§ **Exercise goal**: Write out every single entry exactly.
[Data supplied — start]
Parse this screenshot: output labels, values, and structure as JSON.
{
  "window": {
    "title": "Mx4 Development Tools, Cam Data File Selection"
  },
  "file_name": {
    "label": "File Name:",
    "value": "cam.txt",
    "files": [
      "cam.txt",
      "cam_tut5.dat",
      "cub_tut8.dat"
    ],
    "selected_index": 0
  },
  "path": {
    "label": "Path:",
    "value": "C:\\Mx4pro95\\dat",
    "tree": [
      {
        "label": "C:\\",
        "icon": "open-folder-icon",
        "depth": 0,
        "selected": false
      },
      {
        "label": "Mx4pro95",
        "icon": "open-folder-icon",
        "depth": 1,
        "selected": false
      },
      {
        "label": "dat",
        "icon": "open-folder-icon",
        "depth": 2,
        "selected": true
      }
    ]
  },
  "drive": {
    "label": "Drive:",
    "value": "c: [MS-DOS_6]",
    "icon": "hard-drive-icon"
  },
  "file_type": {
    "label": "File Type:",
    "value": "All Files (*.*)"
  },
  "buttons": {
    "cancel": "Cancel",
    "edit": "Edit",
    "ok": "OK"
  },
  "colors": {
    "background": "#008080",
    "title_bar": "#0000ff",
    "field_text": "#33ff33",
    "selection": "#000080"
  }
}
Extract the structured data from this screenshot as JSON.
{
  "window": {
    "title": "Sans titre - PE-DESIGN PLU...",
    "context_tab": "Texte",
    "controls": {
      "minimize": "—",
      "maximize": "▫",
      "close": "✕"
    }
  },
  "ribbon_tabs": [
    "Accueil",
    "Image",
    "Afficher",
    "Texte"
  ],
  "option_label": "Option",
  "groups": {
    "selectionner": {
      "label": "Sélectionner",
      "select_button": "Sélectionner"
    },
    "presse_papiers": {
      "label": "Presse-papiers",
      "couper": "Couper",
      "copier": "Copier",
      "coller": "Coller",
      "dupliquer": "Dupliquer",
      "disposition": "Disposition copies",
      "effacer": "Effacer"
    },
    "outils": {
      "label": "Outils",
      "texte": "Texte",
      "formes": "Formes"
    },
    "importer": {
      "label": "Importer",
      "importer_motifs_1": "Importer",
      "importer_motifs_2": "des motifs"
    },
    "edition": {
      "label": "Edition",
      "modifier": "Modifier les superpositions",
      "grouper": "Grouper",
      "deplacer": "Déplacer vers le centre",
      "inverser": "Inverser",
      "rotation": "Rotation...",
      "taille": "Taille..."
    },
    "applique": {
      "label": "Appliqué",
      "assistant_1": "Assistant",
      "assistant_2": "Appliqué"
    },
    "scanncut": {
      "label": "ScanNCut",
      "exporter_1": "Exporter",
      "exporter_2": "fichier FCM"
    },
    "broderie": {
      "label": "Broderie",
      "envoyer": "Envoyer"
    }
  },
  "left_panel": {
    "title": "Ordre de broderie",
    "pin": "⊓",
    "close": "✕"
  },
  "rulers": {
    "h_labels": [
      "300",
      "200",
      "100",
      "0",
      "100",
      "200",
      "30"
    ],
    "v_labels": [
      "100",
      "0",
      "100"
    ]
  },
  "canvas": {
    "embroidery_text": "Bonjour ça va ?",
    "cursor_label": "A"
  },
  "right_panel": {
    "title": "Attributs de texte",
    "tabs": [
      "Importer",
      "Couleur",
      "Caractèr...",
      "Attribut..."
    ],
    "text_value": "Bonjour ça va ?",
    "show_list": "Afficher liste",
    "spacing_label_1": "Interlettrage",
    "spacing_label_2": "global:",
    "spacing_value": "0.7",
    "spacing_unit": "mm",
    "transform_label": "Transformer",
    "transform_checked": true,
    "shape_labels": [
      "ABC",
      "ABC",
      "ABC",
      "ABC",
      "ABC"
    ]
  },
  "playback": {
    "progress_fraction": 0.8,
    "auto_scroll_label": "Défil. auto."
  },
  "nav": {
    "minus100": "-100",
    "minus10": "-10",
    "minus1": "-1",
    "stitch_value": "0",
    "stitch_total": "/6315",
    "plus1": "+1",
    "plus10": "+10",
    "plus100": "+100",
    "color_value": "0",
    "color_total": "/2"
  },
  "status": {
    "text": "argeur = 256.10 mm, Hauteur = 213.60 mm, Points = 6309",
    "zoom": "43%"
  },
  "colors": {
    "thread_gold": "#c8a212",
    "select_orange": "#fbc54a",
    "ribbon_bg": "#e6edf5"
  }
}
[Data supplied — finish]
§ **Completed task**:
Parse this screenshot: output labels, values, and structure as JSON.
{
  "window": {
    "title": "Mx4 Development Tools, Cam Data File Selection"
  },
  "file_name": {
    "label": "File Name:",
    "value": "cam.txt",
    "files": [
      "cam.txt",
      "cam_tut5.dat",
      "cub_tut8.dat"
    ],
    "selected_index": 0
  },
  "path": {
    "label": "Path:",
    "value": "C:\\Mx4pro95\\dat",
    "tree": [
      {
        "label": "C:\\",
        "icon": "open-folder-icon",
        "depth": 0,
        "selected": false
      },
      {
        "label": "Mx4pro95",
        "icon": "open-folder-icon",
        "depth": 1,
        "selected": false
      },
      {
        "label": "dat",
        "icon": "open-folder-icon",
        "depth": 2,
        "selected": true
      }
    ]
  },
  "drive": {
    "label": "Drive:",
    "value": "c: [MS-DOS_6]",
    "icon": "hard-drive-icon"
  },
  "file_type": {
    "label": "File Type:",
    "value": "All Files (*.*)"
  },
  "buttons": {
    "cancel": "Cancel",
    "edit": "Edit",
    "ok": "OK"
  },
  "colors": {
    "background": "#008080",
    "title_bar": "#0000ff",
    "field_text": "#33ff33",
    "selection": "#000080"
  }
}
Extract the structured data from this screenshot as JSON.
{
  "window": {
    "title": "Sans titre - PE-DESIGN PLU...",
    "context_tab": "Texte",
    "controls": {
      "minimize": "—",
      "maximize": "▫",
      "close": "✕"
    }
  },
  "ribbon_tabs": [
    "Accueil",
    "Image",
    "Afficher",
    "Texte"
  ],
  "option_label": "Option",
  "groups": {
    "selectionner": {
      "label": "Sélectionner",
      "select_button": "Sélectionner"
    },
    "presse_papiers": {
      "label": "Presse-papiers",
      "couper": "Couper",
      "copier": "Copier",
      "coller": "Coller",
      "dupliquer": "Dupliquer",
      "disposition": "Disposition copies",
      "effacer": "Effacer"
    },
    "outils": {
      "label": "Outils",
      "texte": "Texte",
      "formes": "Formes"
    },
    "importer": {
      "label": "Importer",
      "importer_motifs_1": "Importer",
      "importer_motifs_2": "des motifs"
    },
    "edition": {
      "label": "Edition",
      "modifier": "Modifier les superpositions",
      "grouper": "Grouper",
      "deplacer": "Déplacer vers le centre",
      "inverser": "Inverser",
      "rotation": "Rotation...",
      "taille": "Taille..."
    },
    "applique": {
      "label": "Appliqué",
      "assistant_1": "Assistant",
      "assistant_2": "Appliqué"
    },
    "scanncut": {
      "label": "ScanNCut",
      "exporter_1": "Exporter",
      "exporter_2": "fichier FCM"
    },
    "broderie": {
      "label": "Broderie",
      "envoyer": "Envoyer"
    }
  },
  "left_panel": {
    "title": "Ordre de broderie",
    "pin": "⊓",
    "close": "✕"
  },
  "rulers": {
    "h_labels": [
      "300",
      "200",
      "100",
      "0",
      "100",
      "200",
      "30"
    ],
    "v_labels": [
      "100",
      "0",
      "100"
    ]
  },
  "canvas": {
    "embroidery_text": "Bonjour ça va ?",
    "cursor_label": "A"
  },
  "right_panel": {
    "title": "Attributs de texte",
    "tabs": [
      "Importer",
      "Couleur",
      "Caractèr...",
      "Attribut..."
    ],
    "text_value": "Bonjour ça va ?",
    "show_list": "Afficher liste",
    "spacing_label_1": "Interlettrage",
    "spacing_label_2": "global:",
    "spacing_value": "0.7",
    "spacing_unit": "mm",
    "transform_label": "Transformer",
    "transform_checked": true,
    "shape_labels": [
      "ABC",
      "ABC",
      "ABC",
      "ABC",
      "ABC"
    ]
  },
  "playback": {
    "progress_fraction": 0.8,
    "auto_scroll_label": "Défil. auto."
  },
  "nav": {
    "minus100": "-100",
    "minus10": "-10",
    "minus1": "-1",
    "stitch_value": "0",
    "stitch_total": "/6315",
    "plus1": "+1",
    "plus10": "+10",
    "plus100": "+100",
    "color_value": "0",
    "color_total": "/2"
  },
  "status": {
    "text": "argeur = 256.10 mm, Hauteur = 213.60 mm, Points = 6309",
    "zoom": "43%"
  },
  "colors": {
    "thread_gold": "#c8a212",
    "select_orange": "#fbc54a",
    "ribbon_bg": "#e6edf5"
  }
}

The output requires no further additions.